Girl sitting on the floor with a laptop raising his arms with a look of success

Shoppers are only visiting 1.6 dealerships in person. That’s down from 5 dealerships in 2004. And that’s because they’re shopping around online, not just for the right car, but the right dealership. In fact, on average, buyers spend close to 9 hours online, researching. The majority of their time is spent on third party websites such as Edmunds or KBB, but the next place they sink their hours is on dealership websites.

Dealership websites help shoppers accomplish a variety of tasks. Find a great car. Find a good price. Find a dealer they trust. And they shop around online to find the right dealership to accomplish all these goals. Many shoppers will see your site, but not all of them will remember it, or decide to come back.

We’ve talked about how traditional website success metrics aren’t enough, and the new metrics you can use to measure customer experience. What follows is a breakdown of exactly how to, like the title of this blog post says, build online experiences that keep shoppers coming back.

How do you do that? By building customer experience into everything your website does.

 

Understand CX
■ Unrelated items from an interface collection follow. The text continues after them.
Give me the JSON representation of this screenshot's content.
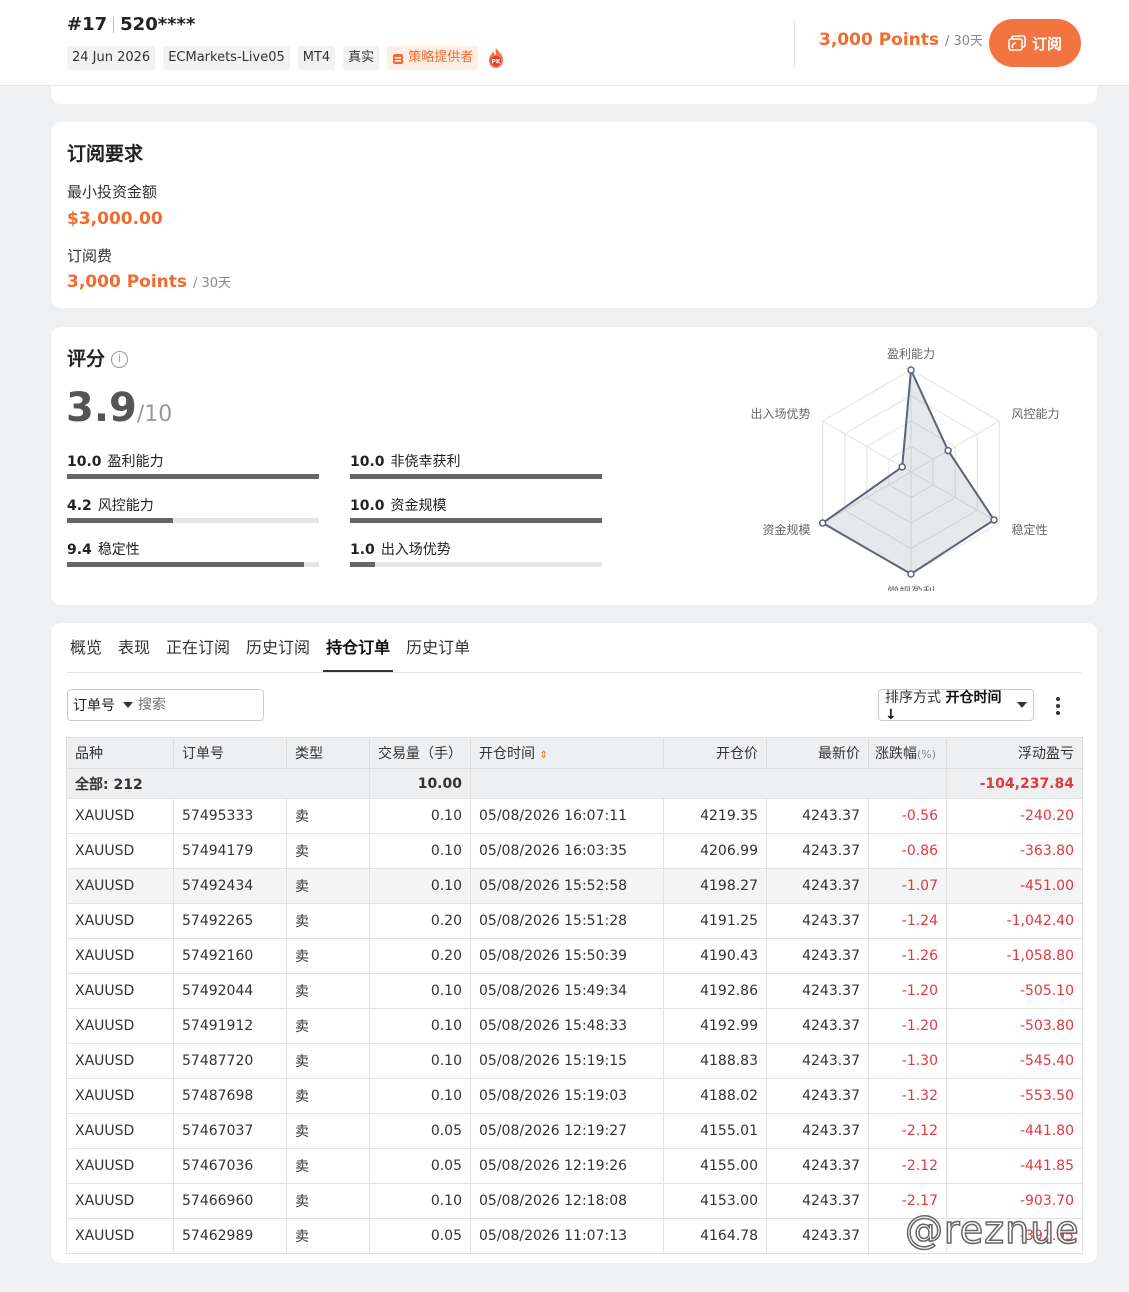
{
  "header": {
    "rank": "#17",
    "account": "520****",
    "tags": [
      "24 Jun 2026",
      "ECMarkets-Live05",
      "MT4",
      "真实"
    ],
    "provider_tag": "策略提供者",
    "price": "3,000 Points",
    "period": "/ 30天",
    "subscribe_label": "订阅",
    "accent_color": "#f26b31"
  },
  "requirements": {
    "title": "订阅要求",
    "min_label": "最小投资金额",
    "min_value": "$3,000.00",
    "fee_label": "订阅费",
    "fee_value": "3,000 Points",
    "fee_period": "/ 30天"
  },
  "score": {
    "title": "评分",
    "info_glyph": "i",
    "value": "3.9",
    "of": "/10",
    "metrics": [
      {
        "score": "10.0",
        "label": "盈利能力",
        "fraction": 1.0
      },
      {
        "score": "10.0",
        "label": "非侥幸获利",
        "fraction": 1.0
      },
      {
        "score": "4.2",
        "label": "风控能力",
        "fraction": 0.42
      },
      {
        "score": "10.0",
        "label": "资金规模",
        "fraction": 1.0
      },
      {
        "score": "9.4",
        "label": "稳定性",
        "fraction": 0.94
      },
      {
        "score": "1.0",
        "label": "出入场优势",
        "fraction": 0.1
      }
    ],
    "radar": {
      "axes": [
        "盈利能力",
        "风控能力",
        "稳定性",
        "常规盈利",
        "资金规模",
        "出入场优势"
      ],
      "values": [
        10.0,
        4.2,
        9.4,
        10.0,
        10.0,
        1.0
      ]
    }
  },
  "orders": {
    "tabs": [
      "概览",
      "表现",
      "正在订阅",
      "历史订阅",
      "持仓订单",
      "历史订单"
    ],
    "active_tab": "持仓订单",
    "filter_select": "订单号",
    "search_placeholder": "搜索",
    "sort_label": "排序方式",
    "sort_value": "开仓时间 ↓",
    "columns": [
      "品种",
      "订单号",
      "类型",
      "交易量（手）",
      "开仓时间",
      "开仓价",
      "最新价",
      "涨跌幅",
      "(%)",
      "浮动盈亏"
    ],
    "total": {
      "label": "全部: 212",
      "volume": "10.00",
      "pnl": "-104,237.84"
    },
    "rows": [
      [
        "XAUUSD",
        "57495333",
        "卖",
        "0.10",
        "05/08/2026 16:07:11",
        "4219.35",
        "4243.37",
        "-0.56",
        "-240.20"
      ],
      [
        "XAUUSD",
        "57494179",
        "卖",
        "0.10",
        "05/08/2026 16:03:35",
        "4206.99",
        "4243.37",
        "-0.86",
        "-363.80"
      ],
      [
        "XAUUSD",
        "57492434",
        "卖",
        "0.10",
        "05/08/2026 15:52:58",
        "4198.27",
        "4243.37",
        "-1.07",
        "-451.00"
      ],
      [
        "XAUUSD",
        "57492265",
        "卖",
        "0.20",
        "05/08/2026 15:51:28",
        "4191.25",
        "4243.37",
        "-1.24",
        "-1,042.40"
      ],
      [
        "XAUUSD",
        "57492160",
        "卖",
        "0.20",
        "05/08/2026 15:50:39",
        "4190.43",
        "4243.37",
        "-1.26",
        "-1,058.80"
      ],
      [
        "XAUUSD",
        "57492044",
        "卖",
        "0.10",
        "05/08/2026 15:49:34",
        "4192.86",
        "4243.37",
        "-1.20",
        "-505.10"
      ],
      [
        "XAUUSD",
        "57491912",
        "卖",
        "0.10",
        "05/08/2026 15:48:33",
        "4192.99",
        "4243.37",
        "-1.20",
        "-503.80"
      ],
      [
        "XAUUSD",
        "57487720",
        "卖",
        "0.10",
        "05/08/2026 15:19:15",
        "4188.83",
        "4243.37",
        "-1.30",
        "-545.40"
      ],
      [
        "XAUUSD",
        "57487698",
        "卖",
        "0.10",
        "05/08/2026 15:19:03",
        "4188.02",
        "4243.37",
        "-1.32",
        "-553.50"
      ],
      [
        "XAUUSD",
        "57467037",
        "卖",
        "0.05",
        "05/08/2026 12:19:27",
        "4155.01",
        "4243.37",
        "-2.12",
        "-441.80"
      ],
      [
        "XAUUSD",
        "57467036",
        "卖",
        "0.05",
        "05/08/2026 12:19:26",
        "4155.00",
        "4243.37",
        "-2.12",
        "-441.85"
      ],
      [
        "XAUUSD",
        "57466960",
        "卖",
        "0.10",
        "05/08/2026 12:18:08",
        "4153.00",
        "4243.37",
        "-2.17",
        "-903.70"
      ],
      [
        "XAUUSD",
        "57462989",
        "卖",
        "0.05",
        "05/08/2026 11:07:13",
        "4164.78",
        "4243.37",
        "",
        "-392.95"
      ]
    ]
  },
  "watermark": "@reznue"
}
CX is part-science, part-art, and all based on fully understanding the customer. Building an online experience that brings shoppers back, not just from considering a competitor, but even for a second or third sale, depends on knowing what car shoppers want, and how your website does at giving them what they want. As we went over in our new metrics post, there are a variety of ways to measure your CX performance. Measure, and analyze the results, and make sure you are focused on the following:

 

Design

Improving design isn’t just about making your website prettier. If shoppers seem to take long times to complete tasks, flounder around looking for the right CTA, or just straight up bounce the second they get a good look at the page, your design might need work. Clean, professional design looks nice, but really good design can also forge an emotional connection with the shopper. And what gets people to come back time and again, if not emotion.

 

Trust

Nobody likes doing business with someone they don’t trust, and distrust is one of the easiest ways to lose a shopper for good. If they don’t trust your dealership based on what they’ve seen on your website, they’ll leave and find a website they do trust. It can be hard to pinpoint what aspects of a website aren’t communicating trust, but it can involve price accuracy, reviews and testimonials (or lack thereof), design, and dealership style. It really can be as simple as the description text for a car being too obviously copy and paste, and containing too many ALL CAPS DECLARATIONS and over-the-top punctuation!!!!! Great. Now we just lost some credibility. But it was only as an example of how something as minor as a few extra exclamation points can really undermine a shopper’s likelihood to come back and do business. Going over each of these carefully and evaluating them for untrustworthiness is essential to maximizing CX, and thus, getting shoppers back to your website.

 

Usability

Usability isn’t sexy. It doesn’t have the emotional glitter of design or the instinct-level bond of trust, but it is shockingly important if you want shoppers returning to your website. Usability issues can plague an otherwise good website and drag it down to the level of an early 90’s monstrosity. Thankfully, usability is also one of the easiest things to measure and fix. If you do nothing else, you should be focusing on website usability. A good website that is easy to use might not make a dazzling first impression, but it will feel good to use, and that feeling alone will drive repeat visits.

 

Conclusion

Good CX translates to loyalty. Loyalty is a reflection of how well you have designed your website, optimized it for usability, and earned a shopper’s trust. If you’ve done these things well – you can expect that shoppers will remember your website in the course of their car shopping research.